For all the great expectations of Alibaba’s upcoming public initial offering on Friday, some people are missing the point of what the Chinese giant does and in what level it best performs. Indeed, the IPO is going to be the largest of its kind, and there’s no stopping Alibaba from expanding into the U.S. soil.
Some analysts speculate that Alibaba, once it starts doing business in the United States, will compete with Amazon or Google. But of course the line in which Alibaba operates is very much different from the ways of Amazon and Google, yet again two giants in their own respect. The Chinese company, for one, only facilitates the selling of goods online, which is vastly different from how Amazon operates.
Even before Alibaba is going public, it is already earning whopping sums of revenues. The company’s income comes from various business units. For example, it is affiliated with Alipay, an online payment titan that is much bigger than PayPal. The service mainly caters to consumers buying products through Alibaba. The company also has Taobao, an eBay-like online business; AliExpress, which connects customers from outside mainland China to export companies; and Tmall, which enables big companies like Apple to connect to hundreds of millions of online shoppers within China. Aside from those mentioned, Alibaba also provides cloud services.
The branches of Alibaba’s business are every indication that the company has the capability to extend into almost every aspect of online-based enterprise. It is already a giant in China, now it is poised to grow worldwide.
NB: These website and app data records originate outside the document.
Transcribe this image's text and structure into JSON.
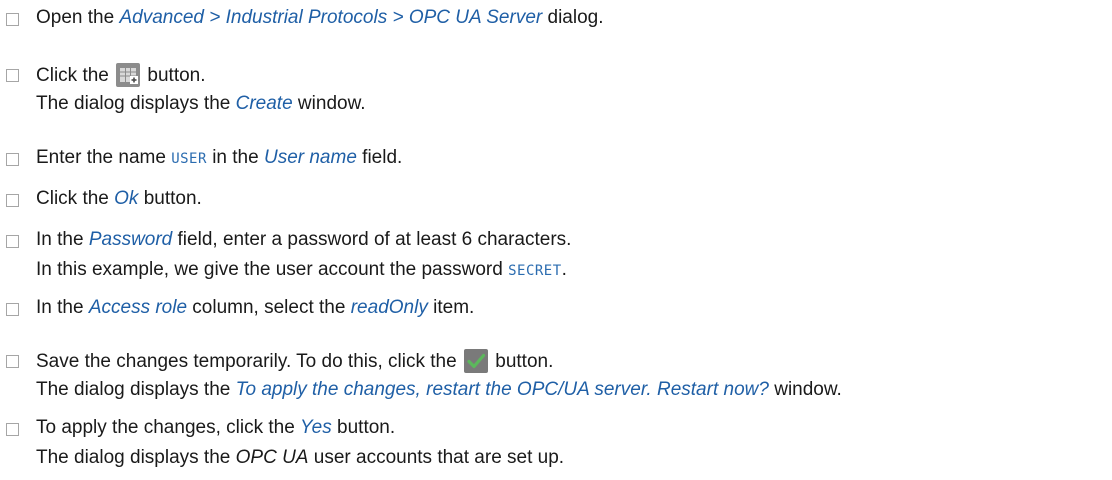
{
  "steps": [
    {
      "l1_a": "Open the ",
      "l1_b": "Advanced > Industrial Protocols > OPC UA Server",
      "l1_c": " dialog."
    },
    {
      "l1_a": "Click the ",
      "icon": "table-add-icon",
      "l1_c": " button.",
      "l2_a": "The dialog displays the ",
      "l2_b": "Create",
      "l2_c": " window."
    },
    {
      "l1_a": "Enter the name ",
      "l1_code": "USER",
      "l1_b": " in the ",
      "l1_em": "User name",
      "l1_c": " field."
    },
    {
      "l1_a": "Click the ",
      "l1_em": "Ok",
      "l1_c": " button."
    },
    {
      "l1_a": "In the ",
      "l1_em": "Password",
      "l1_c": " field, enter a password of at least 6 characters.",
      "l2_a": "In this example, we give the user account the password ",
      "l2_code": "SECRET",
      "l2_c": "."
    },
    {
      "l1_a": "In the ",
      "l1_em": "Access role",
      "l1_b": " column, select the ",
      "l1_em2": "readOnly",
      "l1_c": " item."
    },
    {
      "l1_a": "Save the changes temporarily. To do this, click the ",
      "icon": "checkmark-icon",
      "l1_c": " button.",
      "l2_a": "The dialog displays the ",
      "l2_b": "To apply the changes, restart the OPC/UA server. Restart now?",
      "l2_c": " window."
    },
    {
      "l1_a": "To apply the changes, click the ",
      "l1_em": "Yes",
      "l1_c": " button.",
      "l2_a": "The dialog displays the ",
      "l2_b": "OPC UA",
      "l2_c": " user accounts that are set up."
    }
  ],
  "colors": {
    "emphasis": "#1f5fa6",
    "code": "#2b6cb0",
    "checkbox_border": "#a6a6a6",
    "check_button": "#7a7a7a",
    "check_mark": "#5cb85c"
  }
}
Going by the sales figures, Alibaba generated $296 billion in 2013 from its consumer marketplace, which pales eBay’s $76.5 billion in sales for the same year. The company also has no control over its inventory, unlike Amazon, which is one advantage because Alibaba online manages the marketplaces through which goods are sold, and does not handle the goods themselves. In terms of deliveries, Alibaba coordinates them, not perform them.
Because the Chinese company only has to worry about its digital overhead, Alibaba is able to increase its profits compared to other companies in the United States. In fact, in 2013 the company’s net profit rose 44 percent, and it is in itself a big leap from the previous years’ earnings. On the other hand, Amazon only saw a net profit margin of not more than 1 percent in the same year.
But more than the figures, Alibaba needs to sustain growth in the future and it has to show concrete plans to investors to keep going for the longer term.